> [Task to carry out]: Report each line of the entries that contains the word "will", copied in full.

> [Provided records]:

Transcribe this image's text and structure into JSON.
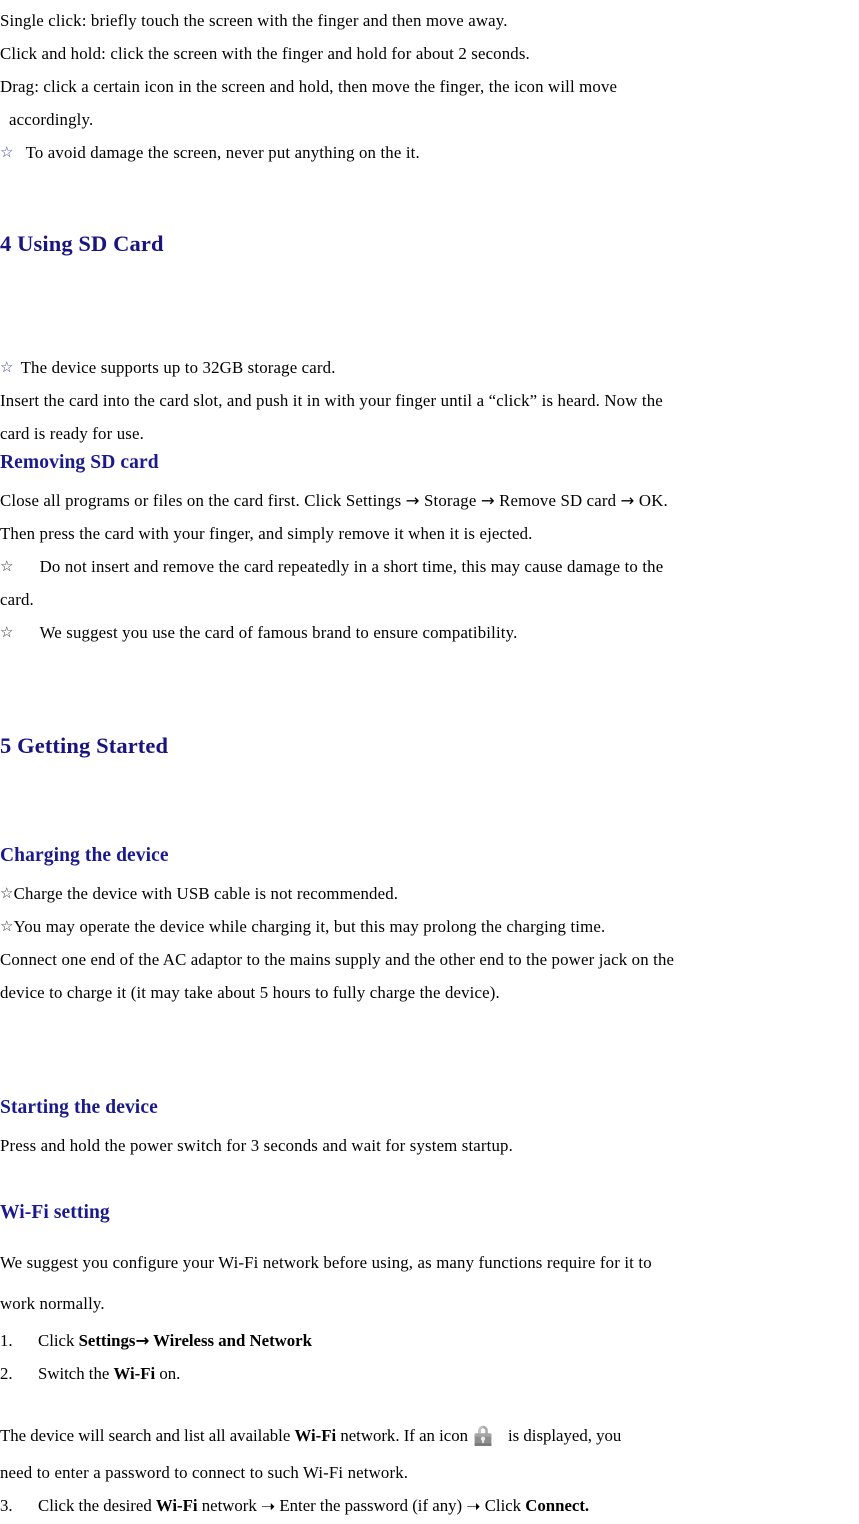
{
  "document": {
    "page_background": "#ffffff",
    "body_text_color": "#000000",
    "heading_color": "#191480",
    "star_blue_color": "#3b3b9e",
    "lock_icon_color": "#9a9a9a"
  },
  "touch_instructions": {
    "single_click": "Single click: briefly touch the screen with the finger and then move away.",
    "click_and_hold": "Click and hold: click the screen with the finger and hold for about 2 seconds.",
    "drag_line1": "Drag: click a certain icon in the screen and hold, then move the finger, the icon will move",
    "drag_line2": "accordingly.",
    "warning_star": "☆",
    "warning_text": "To avoid damage the screen, never put anything on the it."
  },
  "section_sd": {
    "heading": "4 Using SD Card",
    "note_star": "☆",
    "note_text": "The device supports up to 32GB storage card.",
    "insert_line1": "Insert the card into the card slot, and push it in with your finger until a “click” is heard. Now the",
    "insert_line2": "card is ready for use.",
    "removing_heading": "Removing SD card",
    "removing_line1_a": "Close all programs or files on the card first. Click Settings ",
    "removing_arrow": "→",
    "removing_line1_b": " Storage ",
    "removing_line1_c": " Remove SD card ",
    "removing_line1_d": " OK.",
    "removing_line2": "Then press the card with your finger, and simply remove it when it is ejected.",
    "caution1_star": "☆",
    "caution1_line1": "Do not insert and remove the card repeatedly in a short time, this may cause damage to the",
    "caution1_line2": "card.",
    "caution2_star": "☆",
    "caution2_text": "We suggest you use the card of famous brand to ensure compatibility."
  },
  "section_getting_started": {
    "heading": "5 Getting Started",
    "charging_heading": "Charging the device",
    "charging_star1": "☆",
    "charging_note1": "Charge the device with USB cable is not recommended.",
    "charging_star2": "☆",
    "charging_note2": "You may operate the device while charging it, but this may prolong the charging time.",
    "charging_line1": "Connect one end of the AC adaptor to the mains supply and the other end to the power jack on the",
    "charging_line2": "device to charge it (it may take about 5 hours to fully charge the device).",
    "starting_heading": "Starting the device",
    "starting_text": "Press and hold the power switch for 3 seconds and wait for system startup.",
    "wifi_heading": "Wi-Fi setting",
    "wifi_intro_line1": "We suggest you configure your Wi-Fi network before using, as many functions require for it to",
    "wifi_intro_line2": "work normally.",
    "steps": [
      {
        "number": "1.",
        "text_before": "Click ",
        "bold1": "Settings",
        "arrow": "→",
        "bold2": " Wireless and Network",
        "text_after": ""
      },
      {
        "number": "2.",
        "text_before": "Switch the ",
        "bold1": "Wi-Fi",
        "text_after": " on."
      }
    ],
    "icon_para_a": "The device will search and list all available ",
    "icon_para_bold": "Wi-Fi",
    "icon_para_b": " network. If an icon",
    "icon_name": "lock-icon",
    "icon_para_c": "is displayed, you",
    "icon_para_line2": "need to enter a password to connect to such Wi-Fi network.",
    "step3": {
      "number": "3.",
      "part_a": "Click the desired ",
      "bold_a": "Wi-Fi",
      "part_b": " network ",
      "arrow1": "➝",
      "part_c": " Enter the password (if any) ",
      "arrow2": "➝",
      "part_d": " Click ",
      "bold_b": "Connect."
    }
  }
}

> [Solution]:
    "drag_line1": "Drag: click a certain icon in the screen and hold, then move the finger, the icon will move",
    "icon_para_a": "The device will search and list all available ",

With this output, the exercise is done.